The two Muslims delivered an energetic and candid presentation of their journey Tuesday in Watson Forum. During last year’s Ramadan, the Islamic month of fasting, the two men ended their daily fast at a mosque in a different state.

Junior Muska Fahim, president of the Muslim Student Association, helped organize Tuesday’s event along with the International Student Association, The Compton Center for Peace and Justice, the Brown Cultural Resource Center and the conflict studies department.

“I hope we understand a different view of Islam through their experience,” Fahim said as she introduced Ali and Tariq.

Junior Kiran Wadia, secretary of MSA, said she felt the effect of the men’s story, just as Fahim hoped attendees would.

“The presentation was really informative, the speakers were funny and they made it fun,” Wadia said. “It exceeded my expectations.”

After visiting 30 mosques in New York during Ramadan 2009, Ali and Tariq decided to pursue a second tour. During Ramadan 2010, they visited 30 mosques in 30 different states.

The goal the project was to share Ramadan with a different Muslim community every day and to tell stories about Muslims through their online blog, 30mosques.com.

Ali and Tariq reached out to family, friends and complete strangers through social media. They announced their 2010 plans on Twitter and raised $6,000 through Facebook toward their trip.

“It’s other people who made this project as big and beautiful as it is,” Ali said.

The men began their month-long journey at the site controversial “Ground Zero mosque” in New York City and spent the rest of their trip staying with Muslim community members in diverse places such as Jacksonville, Fla., Mobile, Ala., and Las Vegas.

The trip became meaningful for Tariq when the pair arrived in Ross, N.D.

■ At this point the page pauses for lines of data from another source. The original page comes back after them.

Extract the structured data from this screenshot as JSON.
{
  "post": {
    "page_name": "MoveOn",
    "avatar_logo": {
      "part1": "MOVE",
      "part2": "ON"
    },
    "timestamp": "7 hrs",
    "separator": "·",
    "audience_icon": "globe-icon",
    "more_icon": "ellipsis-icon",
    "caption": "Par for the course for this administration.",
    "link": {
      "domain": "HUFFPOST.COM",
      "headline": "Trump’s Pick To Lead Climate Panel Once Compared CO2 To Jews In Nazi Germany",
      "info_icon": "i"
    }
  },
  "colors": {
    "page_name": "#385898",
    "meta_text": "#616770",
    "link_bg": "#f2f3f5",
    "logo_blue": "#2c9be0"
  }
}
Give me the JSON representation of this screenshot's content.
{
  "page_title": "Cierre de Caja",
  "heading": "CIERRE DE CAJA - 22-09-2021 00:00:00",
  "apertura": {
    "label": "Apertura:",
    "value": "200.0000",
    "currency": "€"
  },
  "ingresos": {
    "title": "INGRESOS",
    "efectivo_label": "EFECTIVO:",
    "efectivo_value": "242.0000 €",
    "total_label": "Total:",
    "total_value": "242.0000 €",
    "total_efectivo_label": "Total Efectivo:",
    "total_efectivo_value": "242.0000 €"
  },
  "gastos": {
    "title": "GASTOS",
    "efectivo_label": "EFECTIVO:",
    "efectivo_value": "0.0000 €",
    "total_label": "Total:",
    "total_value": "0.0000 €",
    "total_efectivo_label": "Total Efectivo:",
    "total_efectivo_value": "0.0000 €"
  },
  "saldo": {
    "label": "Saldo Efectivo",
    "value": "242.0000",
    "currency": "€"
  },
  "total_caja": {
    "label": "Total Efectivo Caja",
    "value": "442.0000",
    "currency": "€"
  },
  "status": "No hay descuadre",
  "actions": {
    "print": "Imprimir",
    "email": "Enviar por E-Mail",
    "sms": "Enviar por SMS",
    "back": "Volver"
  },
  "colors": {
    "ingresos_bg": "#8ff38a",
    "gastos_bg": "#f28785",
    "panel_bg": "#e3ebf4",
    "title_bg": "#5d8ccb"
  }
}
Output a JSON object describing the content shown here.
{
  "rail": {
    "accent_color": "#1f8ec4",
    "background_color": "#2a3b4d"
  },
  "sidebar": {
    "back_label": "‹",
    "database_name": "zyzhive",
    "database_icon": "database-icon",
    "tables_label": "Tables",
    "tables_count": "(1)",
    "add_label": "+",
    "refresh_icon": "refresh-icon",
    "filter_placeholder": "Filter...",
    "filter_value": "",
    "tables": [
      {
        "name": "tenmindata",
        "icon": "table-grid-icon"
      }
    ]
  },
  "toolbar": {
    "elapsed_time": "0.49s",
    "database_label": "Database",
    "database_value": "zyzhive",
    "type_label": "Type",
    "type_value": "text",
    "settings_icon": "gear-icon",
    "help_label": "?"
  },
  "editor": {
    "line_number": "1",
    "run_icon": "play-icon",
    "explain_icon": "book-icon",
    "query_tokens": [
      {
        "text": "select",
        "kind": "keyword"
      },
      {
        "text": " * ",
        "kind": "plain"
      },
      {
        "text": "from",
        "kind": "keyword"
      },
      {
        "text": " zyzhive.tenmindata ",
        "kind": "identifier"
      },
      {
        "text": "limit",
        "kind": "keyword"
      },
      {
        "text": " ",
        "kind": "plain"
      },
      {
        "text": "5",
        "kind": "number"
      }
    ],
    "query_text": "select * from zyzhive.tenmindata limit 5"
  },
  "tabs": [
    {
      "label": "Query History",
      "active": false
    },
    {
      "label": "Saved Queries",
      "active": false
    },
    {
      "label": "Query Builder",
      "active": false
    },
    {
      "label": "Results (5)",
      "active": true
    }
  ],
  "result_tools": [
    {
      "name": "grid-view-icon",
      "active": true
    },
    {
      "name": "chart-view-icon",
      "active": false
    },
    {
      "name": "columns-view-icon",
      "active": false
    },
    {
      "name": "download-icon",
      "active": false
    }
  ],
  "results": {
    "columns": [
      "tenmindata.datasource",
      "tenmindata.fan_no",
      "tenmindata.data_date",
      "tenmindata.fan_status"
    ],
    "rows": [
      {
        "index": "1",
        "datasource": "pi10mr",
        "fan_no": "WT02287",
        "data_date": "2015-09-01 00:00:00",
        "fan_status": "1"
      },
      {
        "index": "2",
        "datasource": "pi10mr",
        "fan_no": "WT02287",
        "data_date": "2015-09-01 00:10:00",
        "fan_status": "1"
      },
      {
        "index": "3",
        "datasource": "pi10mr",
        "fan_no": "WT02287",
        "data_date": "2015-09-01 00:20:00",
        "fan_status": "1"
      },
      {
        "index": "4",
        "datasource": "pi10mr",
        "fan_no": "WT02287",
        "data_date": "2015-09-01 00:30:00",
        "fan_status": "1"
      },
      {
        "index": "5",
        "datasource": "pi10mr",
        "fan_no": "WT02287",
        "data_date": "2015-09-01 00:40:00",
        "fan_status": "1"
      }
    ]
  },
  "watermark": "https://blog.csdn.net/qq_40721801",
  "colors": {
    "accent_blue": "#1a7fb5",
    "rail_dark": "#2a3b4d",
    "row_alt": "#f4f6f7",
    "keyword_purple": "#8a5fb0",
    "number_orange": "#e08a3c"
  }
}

“When we finally got to a community that nobody really knew, I think it was sort of the point I felt like we were on to something, like this was more important than two dudes on a road trip,” Tariq said.

While on the road, Ali and Tariq followed a fast-paced schedule. They awoke before sunrise to drive to their next destination, usually four to six hours away. At each visit, they spent a lot of time talking to other Muslims and blogging about their experiences.

Upon completing the 30-day road trip, Ali and Tariq decided to share their story by visiting college campuses, including Harvard University, Duke University and The University of North Carolina at Chapel Hill. Given that they are in their 20s, they believe that they can relate to college students.

“We want to just continue the dialogue,” Ali said. “Even though this happened at Ramadan, we don’t really feel this is a novel holiday kind of thing. This is something that’s really meant throughout the year.”

Ali said that speaking at colleges has helped him navigate his feelings about the trip.

“The physical road trip is over, but the mental and spiritual one has just begun for me as I’m getting time to reflect,” he said.

But the end of the physical road trip is only temporary. Ali and Tariq are already planning their next ambitious journey — 30 mosques in 30 countries.